(Records from a data source)
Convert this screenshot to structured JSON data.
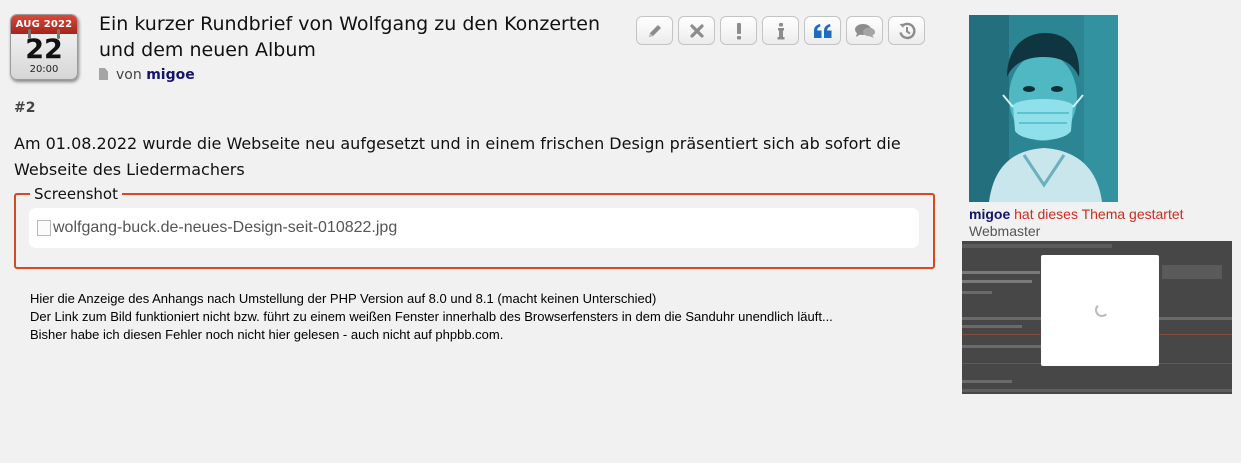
{
  "calendar": {
    "month_year": "AUG 2022",
    "day": "22",
    "time": "20:00"
  },
  "post": {
    "title": "Ein kurzer Rundbrief von Wolfgang zu den Konzerten und dem neuen Album",
    "by_label": "von",
    "author": "migoe",
    "number": "#2",
    "text": "Am 01.08.2022 wurde die Webseite neu aufgesetzt und in einem frischen Design präsentiert sich ab sofort die Webseite des Liedermachers",
    "attachment_legend": "Screenshot",
    "attachment_alt": "wolfgang-buck.de-neues-Design-seit-010822.jpg"
  },
  "toolbar": {
    "icons": [
      "pencil-icon",
      "close-icon",
      "exclamation-icon",
      "info-icon",
      "quote-icon",
      "comments-icon",
      "history-icon"
    ]
  },
  "note_lines": [
    "Hier die Anzeige des Anhangs nach Umstellung der PHP Version auf 8.0 und 8.1 (macht keinen Unterschied)",
    "Der Link zum Bild funktioniert nicht bzw. führt zu einem weißen Fenster innerhalb des Browserfensters in dem die Sanduhr unendlich läuft...",
    "Bisher habe ich diesen Fehler noch nicht hier gelesen - auch nicht auf phpbb.com."
  ],
  "sidebar": {
    "username": "migoe",
    "started_text": "hat dieses Thema gestartet",
    "role": "Webmaster"
  },
  "colors": {
    "accent_border": "#d9491b",
    "author_color": "#14146e",
    "starter_red": "#d42a1a",
    "calendar_red": "#b8342a",
    "quote_blue": "#1e6bc0"
  }
}
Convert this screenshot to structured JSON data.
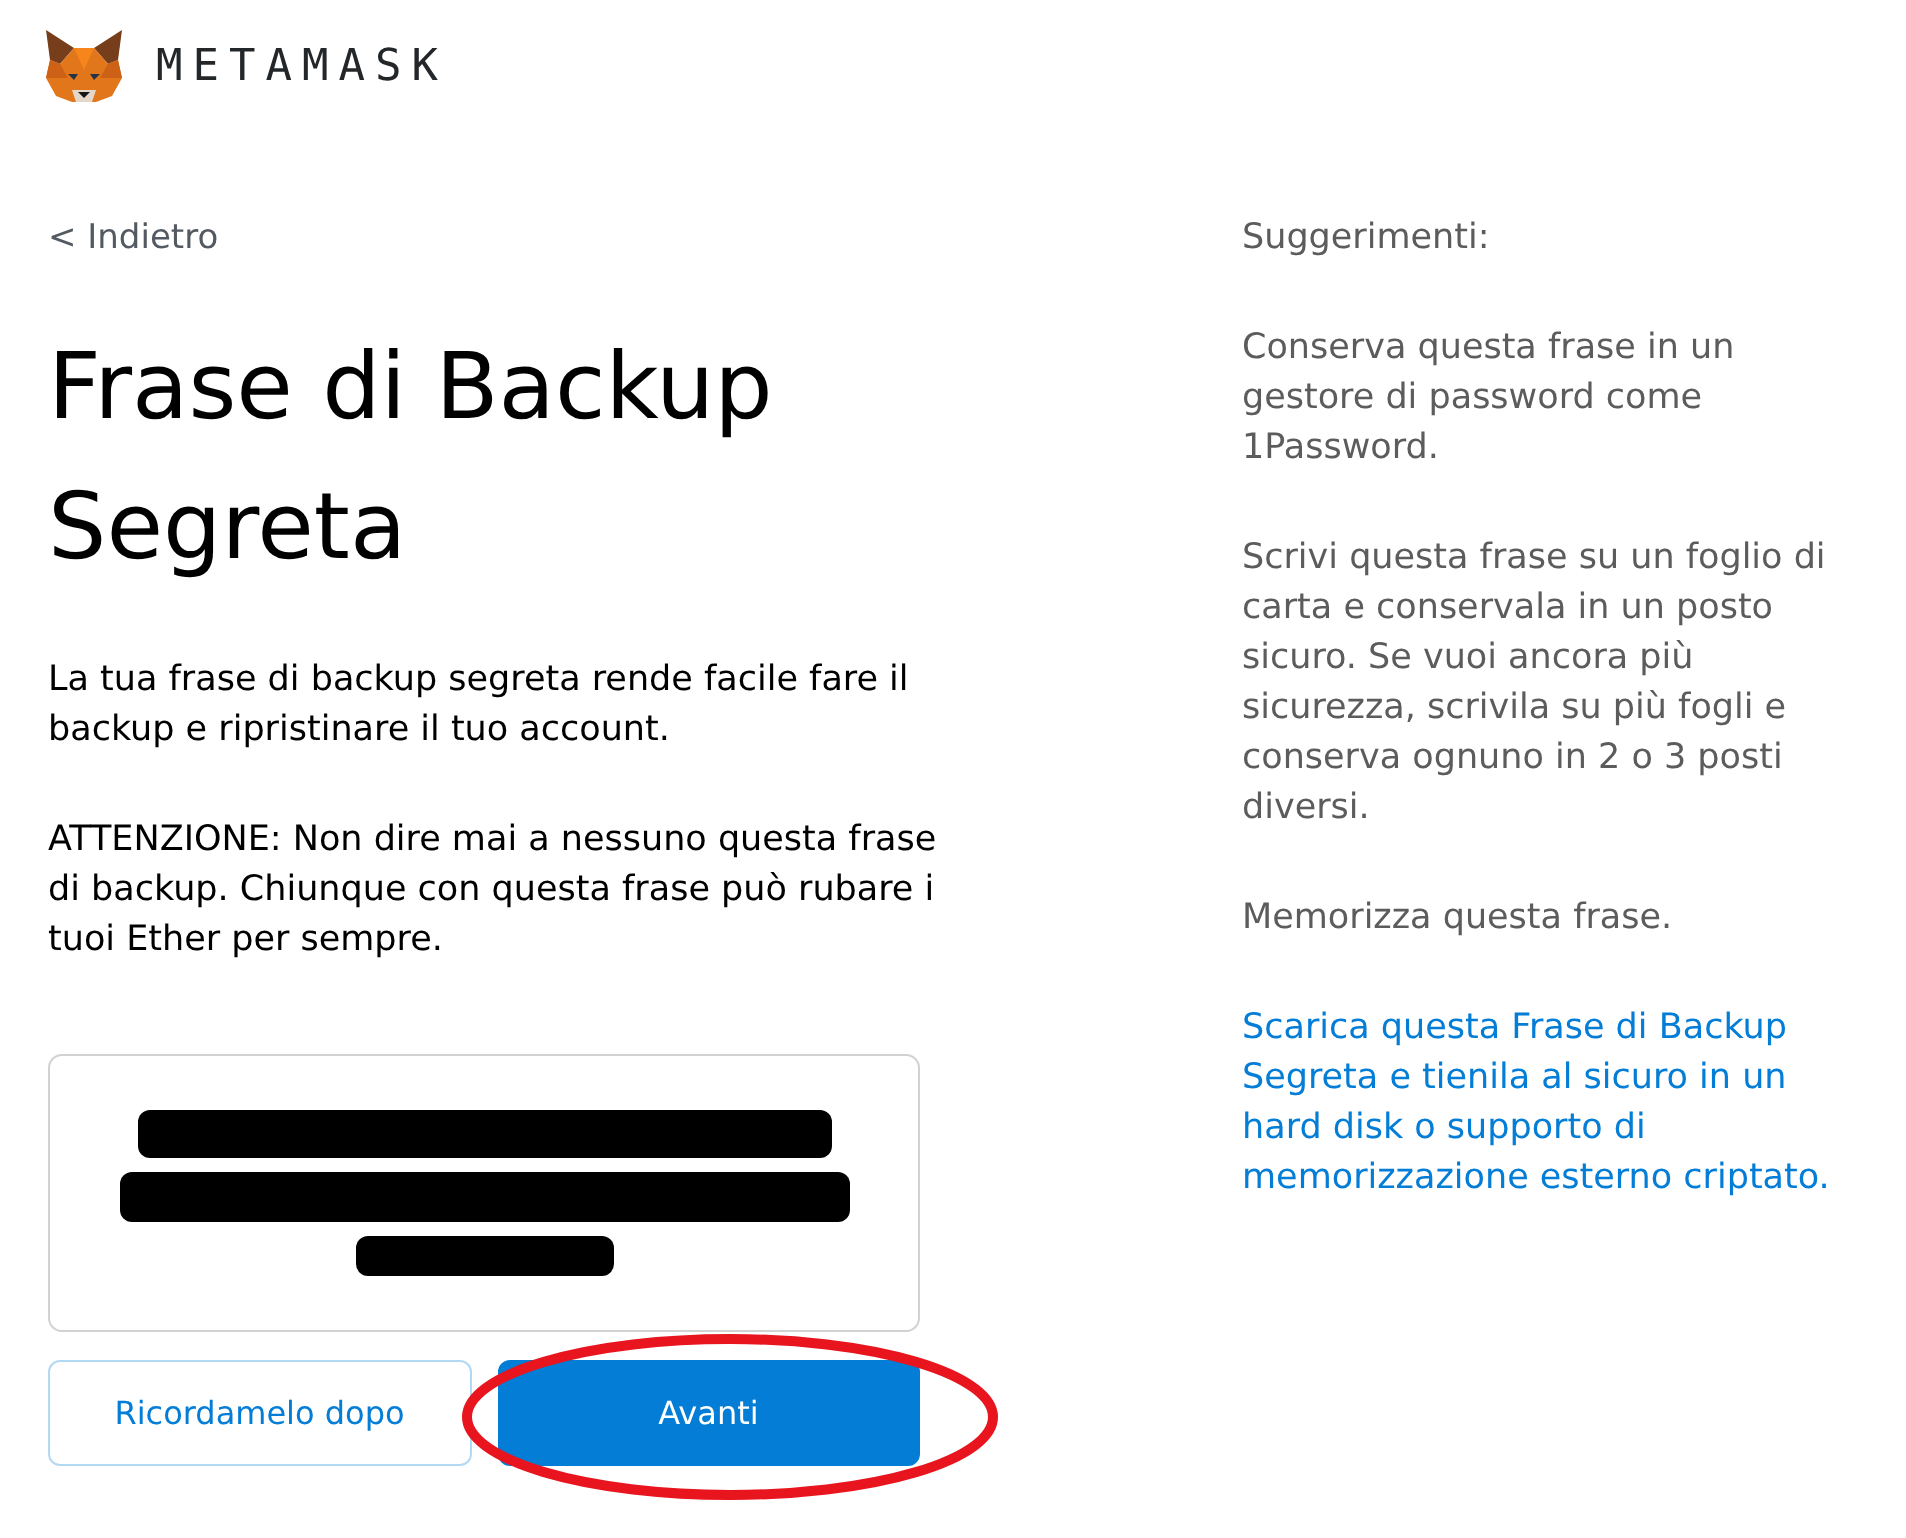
{
  "header": {
    "brand": "METAMASK"
  },
  "back_link": {
    "label": "< Indietro"
  },
  "title": "Frase di Backup Segreta",
  "paragraphs": [
    "La tua frase di backup segreta rende facile fare il backup e ripristinare il tuo account.",
    "ATTENZIONE: Non dire mai a nessuno questa frase di backup. Chiunque con questa frase può rubare i tuoi Ether per sempre."
  ],
  "secret_phrase": {
    "redacted": true
  },
  "buttons": [
    {
      "label": "Ricordamelo dopo",
      "kind": "secondary",
      "highlighted": false
    },
    {
      "label": "Avanti",
      "kind": "primary",
      "highlighted": true
    }
  ],
  "tips": {
    "title": "Suggerimenti:",
    "items": [
      {
        "kind": "text",
        "text": "Conserva questa frase in un gestore di password come 1Password."
      },
      {
        "kind": "text",
        "text": "Scrivi questa frase su un foglio di carta e conservala in un posto sicuro. Se vuoi ancora più sicurezza, scrivila su più fogli e conserva ognuno in 2 o 3 posti diversi."
      },
      {
        "kind": "text",
        "text": "Memorizza questa frase."
      },
      {
        "kind": "link",
        "text": "Scarica questa Frase di Backup Segreta e tienila al sicuro in un hard disk o supporto di memorizzazione esterno criptato."
      }
    ]
  }
}
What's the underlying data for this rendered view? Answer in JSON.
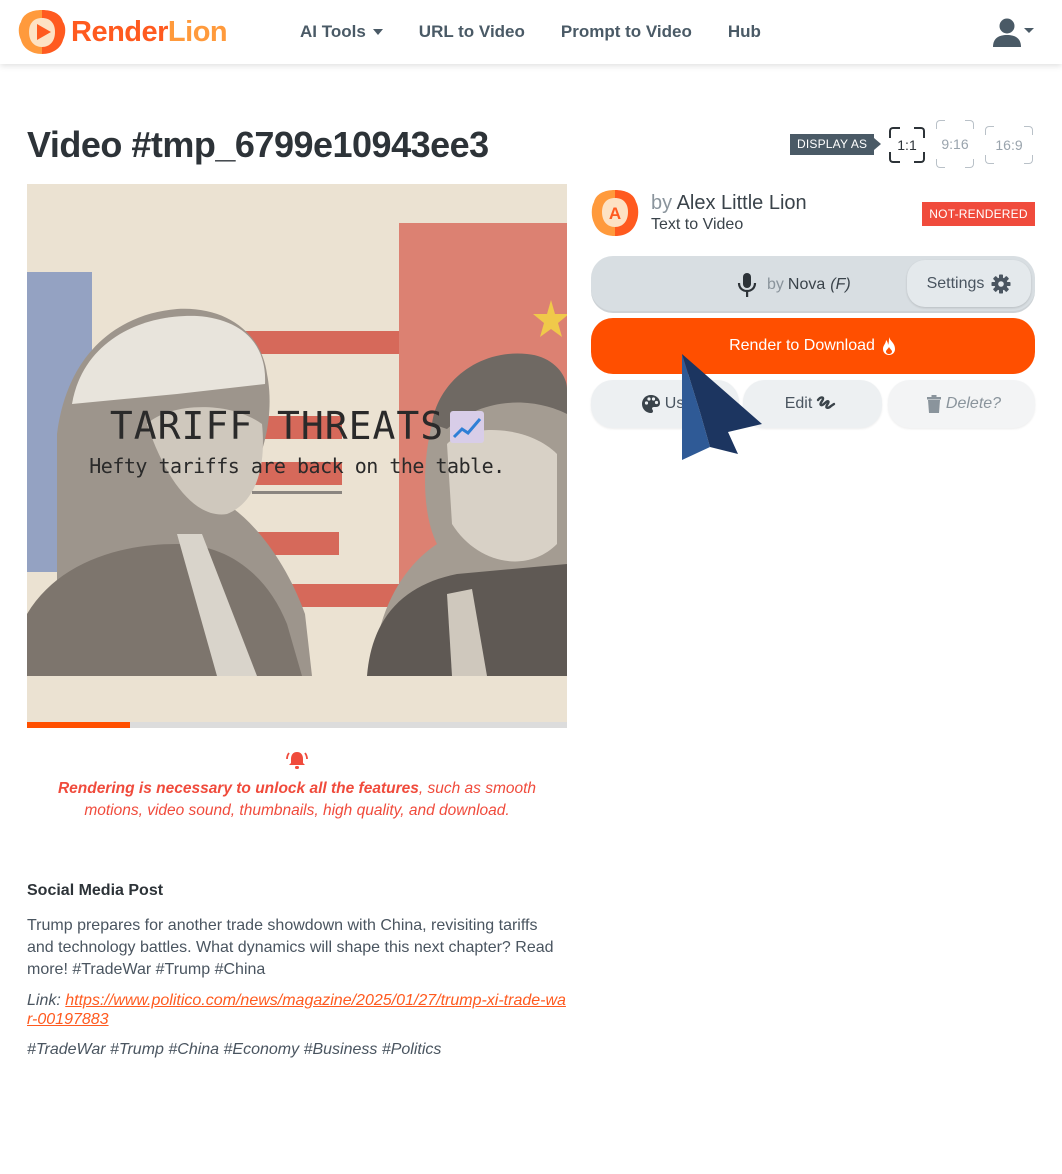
{
  "navbar": {
    "brand": {
      "part1": "Render",
      "part2": "Lion"
    },
    "links": [
      {
        "label": "AI Tools",
        "has_dropdown": true
      },
      {
        "label": "URL to Video",
        "has_dropdown": false
      },
      {
        "label": "Prompt to Video",
        "has_dropdown": false
      },
      {
        "label": "Hub",
        "has_dropdown": false
      }
    ],
    "user_icon": "user-icon"
  },
  "page": {
    "title": "Video #tmp_6799e10943ee3"
  },
  "display": {
    "label": "DISPLAY AS",
    "ratios": [
      {
        "label": "1:1",
        "active": true
      },
      {
        "label": "9:16",
        "active": false
      },
      {
        "label": "16:9",
        "active": false
      }
    ]
  },
  "video": {
    "title": "TARIFF THREATS",
    "title_emoji": "chart-increasing-icon",
    "subtitle": "Hefty tariffs are back on the table.",
    "progress_percent": 19,
    "colors": {
      "progress": "#ff4f00",
      "track": "#dcdcdc"
    }
  },
  "notice": {
    "icon": "bell-ringing-icon",
    "bold_text": "Rendering is necessary to unlock all the features",
    "rest_text": ", such as smooth motions, video sound, thumbnails, high quality, and download."
  },
  "social": {
    "heading": "Social Media Post",
    "body": "Trump prepares for another trade showdown with China, revisiting tariffs and technology battles. What dynamics will shape this next chapter? Read more! #TradeWar #Trump #China",
    "link_label": "Link:",
    "link_url": "https://www.politico.com/news/magazine/2025/01/27/trump-xi-trade-war-00197883",
    "tags": "#TradeWar #Trump #China #Economy #Business #Politics"
  },
  "author": {
    "avatar_letter": "A",
    "by": "by",
    "name": "Alex Little Lion",
    "type": "Text to Video",
    "status": "NOT-RENDERED"
  },
  "voice": {
    "icon": "microphone-icon",
    "by": "by",
    "name": "Nova",
    "gender": "(F)",
    "settings_label": "Settings"
  },
  "actions": {
    "render_label": "Render to Download",
    "use_label": "Use",
    "edit_label": "Edit",
    "delete_label": "Delete?"
  },
  "colors": {
    "brand_orange": "#ff4f00",
    "status_red": "#f04b3c",
    "text_dark": "#2d3338",
    "nav_text": "#4a5a66"
  }
}
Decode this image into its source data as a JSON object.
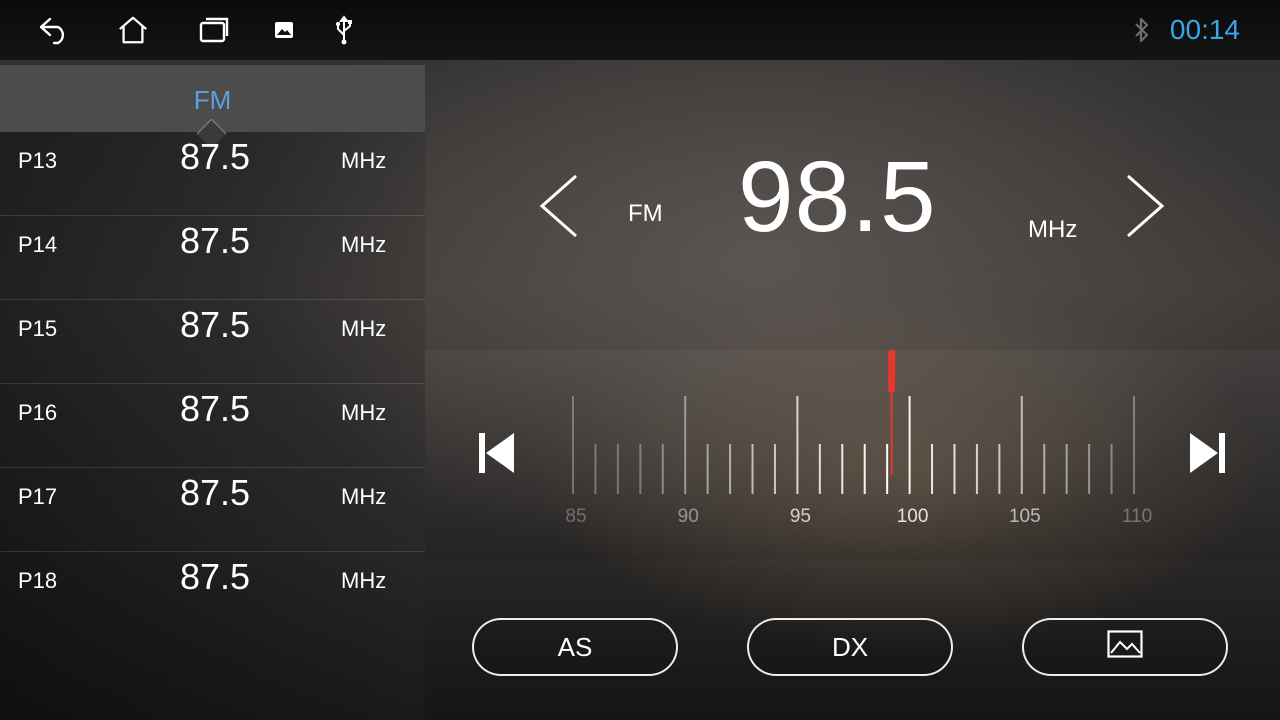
{
  "status_bar": {
    "icons": [
      "back-icon",
      "home-icon",
      "recent-apps-icon",
      "image-icon",
      "usb-icon",
      "bluetooth-icon"
    ],
    "clock": "00:14",
    "clock_color": "#3aa6e6"
  },
  "preset_panel": {
    "band_tab": "FM",
    "band_tab_color": "#5aa0e0",
    "presets": [
      {
        "name": "P13",
        "freq": "87.5",
        "unit": "MHz"
      },
      {
        "name": "P14",
        "freq": "87.5",
        "unit": "MHz"
      },
      {
        "name": "P15",
        "freq": "87.5",
        "unit": "MHz"
      },
      {
        "name": "P16",
        "freq": "87.5",
        "unit": "MHz"
      },
      {
        "name": "P17",
        "freq": "87.5",
        "unit": "MHz"
      },
      {
        "name": "P18",
        "freq": "87.5",
        "unit": "MHz"
      }
    ]
  },
  "tuner": {
    "band": "FM",
    "frequency": "98.5",
    "unit": "MHz",
    "prev_icon": "chevron-left-icon",
    "next_icon": "chevron-right-icon"
  },
  "dial": {
    "min": 85,
    "max": 110,
    "labels": [
      "85",
      "90",
      "95",
      "100",
      "105",
      "110"
    ],
    "needle_value": 99.2,
    "needle_color": "#e8372f",
    "seek_prev_icon": "skip-previous-icon",
    "seek_next_icon": "skip-next-icon"
  },
  "buttons": {
    "as_label": "AS",
    "dx_label": "DX",
    "wallpaper_icon": "image-icon"
  }
}
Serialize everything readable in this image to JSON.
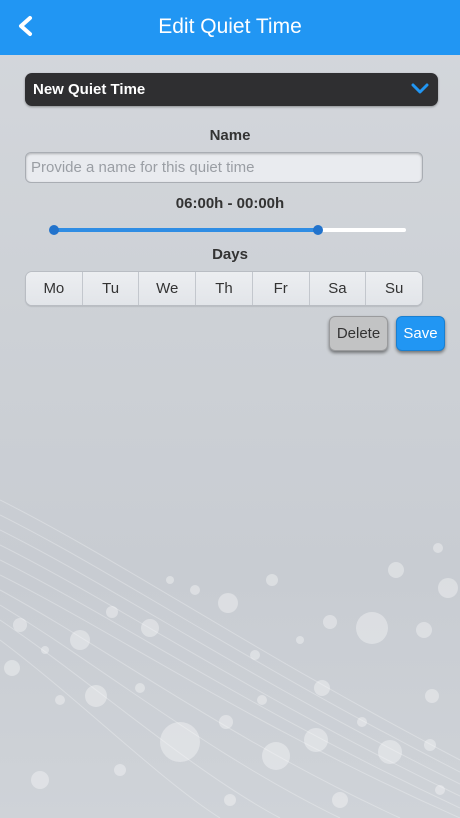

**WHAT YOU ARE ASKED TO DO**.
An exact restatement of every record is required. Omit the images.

**SOLVED EXERCISE**.
Convert this screenshot to structured JSON data.
{
  "calendar": {
    "month_year": "AUG 2022",
    "day": "22",
    "time": "20:00"
  },
  "post": {
    "title": "Ein kurzer Rundbrief von Wolfgang zu den Konzerten und dem neuen Album",
    "by_label": "von",
    "author": "migoe",
    "number": "#2",
    "text": "Am 01.08.2022 wurde die Webseite neu aufgesetzt und in einem frischen Design präsentiert sich ab sofort die Webseite des Liedermachers",
    "attachment_legend": "Screenshot",
    "attachment_alt": "wolfgang-buck.de-neues-Design-seit-010822.jpg"
  },
  "toolbar": {
    "icons": [
      "pencil-icon",
      "close-icon",
      "exclamation-icon",
      "info-icon",
      "quote-icon",
      "comments-icon",
      "history-icon"
    ]
  },
  "note_lines": [
    "Hier die Anzeige des Anhangs nach Umstellung der PHP Version auf 8.0 und 8.1 (macht keinen Unterschied)",
    "Der Link zum Bild funktioniert nicht bzw. führt zu einem weißen Fenster innerhalb des Browserfensters in dem die Sanduhr unendlich läuft...",
    "Bisher habe ich diesen Fehler noch nicht hier gelesen - auch nicht auf phpbb.com."
  ],
  "sidebar": {
    "username": "migoe",
    "started_text": "hat dieses Thema gestartet",
    "role": "Webmaster"
  },
  "colors": {
    "accent_border": "#d9491b",
    "author_color": "#14146e",
    "starter_red": "#d42a1a",
    "calendar_red": "#b8342a",
    "quote_blue": "#1e6bc0"
  }
}
Convert this screenshot to structured JSON data.
{
  "header": {
    "brand": "METAMASK"
  },
  "back_link": {
    "label": "< Indietro"
  },
  "title": "Frase di Backup Segreta",
  "paragraphs": [
    "La tua frase di backup segreta rende facile fare il backup e ripristinare il tuo account.",
    "ATTENZIONE: Non dire mai a nessuno questa frase di backup. Chiunque con questa frase può rubare i tuoi Ether per sempre."
  ],
  "secret_phrase": {
    "redacted": true
  },
  "buttons": [
    {
      "label": "Ricordamelo dopo",
      "kind": "secondary",
      "highlighted": false
    },
    {
      "label": "Avanti",
      "kind": "primary",
      "highlighted": true
    }
  ],
  "tips": {
    "title": "Suggerimenti:",
    "items": [
      {
        "kind": "text",
        "text": "Conserva questa frase in un gestore di password come 1Password."
      },
      {
        "kind": "text",
        "text": "Scrivi questa frase su un foglio di carta e conservala in un posto sicuro. Se vuoi ancora più sicurezza, scrivila su più fogli e conserva ognuno in 2 o 3 posti diversi."
      },
      {
        "kind": "text",
        "text": "Memorizza questa frase."
      },
      {
        "kind": "link",
        "text": "Scarica questa Frase di Backup Segreta e tienila al sicuro in un hard disk o supporto di memorizzazione esterno criptato."
      }
    ]
  }
}
What's the underlying data for this rendered view? Answer in JSON.
{
  "navbar": {
    "brand": {
      "part1": "Render",
      "part2": "Lion"
    },
    "links": [
      {
        "label": "AI Tools",
        "has_dropdown": true
      },
      {
        "label": "URL to Video",
        "has_dropdown": false
      },
      {
        "label": "Prompt to Video",
        "has_dropdown": false
      },
      {
        "label": "Hub",
        "has_dropdown": false
      }
    ],
    "user_icon": "user-icon"
  },
  "page": {
    "title": "Video #tmp_6799e10943ee3"
  },
  "display": {
    "label": "DISPLAY AS",
    "ratios": [
      {
        "label": "1:1",
        "active": true
      },
      {
        "label": "9:16",
        "active": false
      },
      {
        "label": "16:9",
        "active": false
      }
    ]
  },
  "video": {
    "title": "TARIFF THREATS",
    "title_emoji": "chart-increasing-icon",
    "subtitle": "Hefty tariffs are back on the table.",
    "progress_percent": 19,
    "colors": {
      "progress": "#ff4f00",
      "track": "#dcdcdc"
    }
  },
  "notice": {
    "icon": "bell-ringing-icon",
    "bold_text": "Rendering is necessary to unlock all the features",
    "rest_text": ", such as smooth motions, video sound, thumbnails, high quality, and download."
  },
  "social": {
    "heading": "Social Media Post",
    "body": "Trump prepares for another trade showdown with China, revisiting tariffs and technology battles. What dynamics will shape this next chapter? Read more! #TradeWar #Trump #China",
    "link_label": "Link:",
    "link_url": "https://www.politico.com/news/magazine/2025/01/27/trump-xi-trade-war-00197883",
    "tags": "#TradeWar #Trump #China #Economy #Business #Politics"
  },
  "author": {
    "avatar_letter": "A",
    "by": "by",
    "name": "Alex Little Lion",
    "type": "Text to Video",
    "status": "NOT-RENDERED"
  },
  "voice": {
    "icon": "microphone-icon",
    "by": "by",
    "name": "Nova",
    "gender": "(F)",
    "settings_label": "Settings"
  },
  "actions": {
    "render_label": "Render to Download",
    "use_label": "Use",
    "edit_label": "Edit",
    "delete_label": "Delete?"
  },
  "colors": {
    "brand_orange": "#ff4f00",
    "status_red": "#f04b3c",
    "text_dark": "#2d3338",
    "nav_text": "#4a5a66"
  }
}
Decode this image into its source data as a JSON object.
{
  "status_bar": {
    "icons": [
      "back-icon",
      "home-icon",
      "recent-apps-icon",
      "image-icon",
      "usb-icon",
      "bluetooth-icon"
    ],
    "clock": "00:14",
    "clock_color": "#3aa6e6"
  },
  "preset_panel": {
    "band_tab": "FM",
    "band_tab_color": "#5aa0e0",
    "presets": [
      {
        "name": "P13",
        "freq": "87.5",
        "unit": "MHz"
      },
      {
        "name": "P14",
        "freq": "87.5",
        "unit": "MHz"
      },
      {
        "name": "P15",
        "freq": "87.5",
        "unit": "MHz"
      },
      {
        "name": "P16",
        "freq": "87.5",
        "unit": "MHz"
      },
      {
        "name": "P17",
        "freq": "87.5",
        "unit": "MHz"
      },
      {
        "name": "P18",
        "freq": "87.5",
        "unit": "MHz"
      }
    ]
  },
  "tuner": {
    "band": "FM",
    "frequency": "98.5",
    "unit": "MHz",
    "prev_icon": "chevron-left-icon",
    "next_icon": "chevron-right-icon"
  },
  "dial": {
    "min": 85,
    "max": 110,
    "labels": [
      "85",
      "90",
      "95",
      "100",
      "105",
      "110"
    ],
    "needle_value": 99.2,
    "needle_color": "#e8372f",
    "seek_prev_icon": "skip-previous-icon",
    "seek_next_icon": "skip-next-icon"
  },
  "buttons": {
    "as_label": "AS",
    "dx_label": "DX",
    "wallpaper_icon": "image-icon"
  }
}
Serialize everything readable in this image to JSON.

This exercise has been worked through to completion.